The downsides of this approach are the need to add a whole new compiler toolchain to your environment (though binary versions for major platforms are easily downloadable) and to muck with your core loops to make them ISPC friendly. And since some compilation options are very specific to your algorithm (e.g. 16 lanes instead of 8!), you may need to compile each of your ‘tight loops’ separately to get full advantage. You may need to do it multiple times for multiple platforms!
Squeezing maximum performance out of your CPU is a dark art. I’m still fairly confident someone smarter than me could get this code to run a bit faster, as we’re still running 3.8 times slower than the maximum memory bandwidth. (cat filt_mig.sgy > /dev/null runs in 66ms, or half of memory bandwidth.)
But the tools for getting this performance are increasingly accessible. I was disappointed in F# and the .NET JIT at not being able to achieve the performance of LLVM for simple numeric code, and impressed at Julia for matching it. Granted, .NET was only twice as slow or so as C++ and that might be good enough for a lot of our code. And yes, when Julia was slow it was *much* slower. It’s not clear cut. Writing the C++ and ispc was easy, but only because we were in the core number-crunching parts of the code — memory management and multi-threading were nowhere to be found. We never touched multi-core programming — all of this happened on one core. Higher level languages can make that sort of parallelism a little easier.
But to me, the biggest takeaway was to help set some intuition about what’s possible. Speed doesn’t always matter, but I think every programmer should know that surfing through 440MB of data and doing a few dozen math operations per integer can take 130ms on a single core. And that’s without exotic data structures or fancy tricks. High level languages and libraries like the TPL make it too easy to say “oh, it’s too slow, let’s add some threads”. First do a level set and figure out how far you are from theoretical maxima and ask whether you can use your CPU more efficiently. You might be amazed at the result.
ISPC has a simple plug-and-play tasking model for using multiple cores really easily. Another 30 minutes of coding to break my conversion routine into taskable pieces resulted in all 4 cores being used, thereby saturating my memory bus. Yes, it’s still imperative C-like coding, but it was easy. (Yes, I also spent 30 minutes finding nasty tricks to get rid of all the if statements in my code. It turns out there’s a way if you have a way of counting leading zeros in a word, an intrinsic on Intel chips!. But I digress.
At this point, we’re no longer playing fair with the other examples in this series — we didn’t go multi-core on those — but that’s kind of the point. For small, tight loops, ISPC is so easy to use it’s not playing fair! The final result?
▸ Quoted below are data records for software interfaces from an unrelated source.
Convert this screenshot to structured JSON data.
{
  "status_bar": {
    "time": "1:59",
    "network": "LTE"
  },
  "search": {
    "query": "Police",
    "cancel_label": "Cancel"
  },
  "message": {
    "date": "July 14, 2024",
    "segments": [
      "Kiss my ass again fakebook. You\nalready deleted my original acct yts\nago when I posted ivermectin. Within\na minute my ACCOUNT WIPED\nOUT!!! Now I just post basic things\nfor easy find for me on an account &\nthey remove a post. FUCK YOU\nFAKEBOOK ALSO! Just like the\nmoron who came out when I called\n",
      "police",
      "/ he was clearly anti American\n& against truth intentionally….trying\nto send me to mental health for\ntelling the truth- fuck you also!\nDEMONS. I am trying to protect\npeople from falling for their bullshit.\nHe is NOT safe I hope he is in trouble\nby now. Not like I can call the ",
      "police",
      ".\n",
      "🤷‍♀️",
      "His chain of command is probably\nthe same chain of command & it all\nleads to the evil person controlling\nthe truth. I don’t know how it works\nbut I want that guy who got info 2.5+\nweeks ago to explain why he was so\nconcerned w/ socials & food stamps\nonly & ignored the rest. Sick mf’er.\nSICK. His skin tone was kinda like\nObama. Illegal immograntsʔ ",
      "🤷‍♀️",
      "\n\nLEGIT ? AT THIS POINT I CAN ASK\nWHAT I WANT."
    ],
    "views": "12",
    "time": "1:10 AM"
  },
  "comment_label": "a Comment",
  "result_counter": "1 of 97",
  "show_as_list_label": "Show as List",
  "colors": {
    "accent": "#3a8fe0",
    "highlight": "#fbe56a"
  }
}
That’s 25% faster than I thought the memory bus could sustain. A pleasant surprise. Not every loop is this ‘easy’ to optimize — this one was embarrassingly parallel and involved essentially all integer math. But I’ll admit that when I started this exercise I didn’t think near half a gigabyte of data could be processed in under 30ms.
Sometimes I think, “well, Java/.NET/whatever is only 2 times slower than C++”. And that’s fine for most of your program. In fact, most of your program is probably pointer chasing and calling 3rd party libraries anyway. For various reasons, your Java program might be faster than an equivalent C++ program. But if your .NET or JVM program is 8 times slower than vectorized code? And your naive C++ code is 4 times slower? For your inner loops, can you really afford anything else?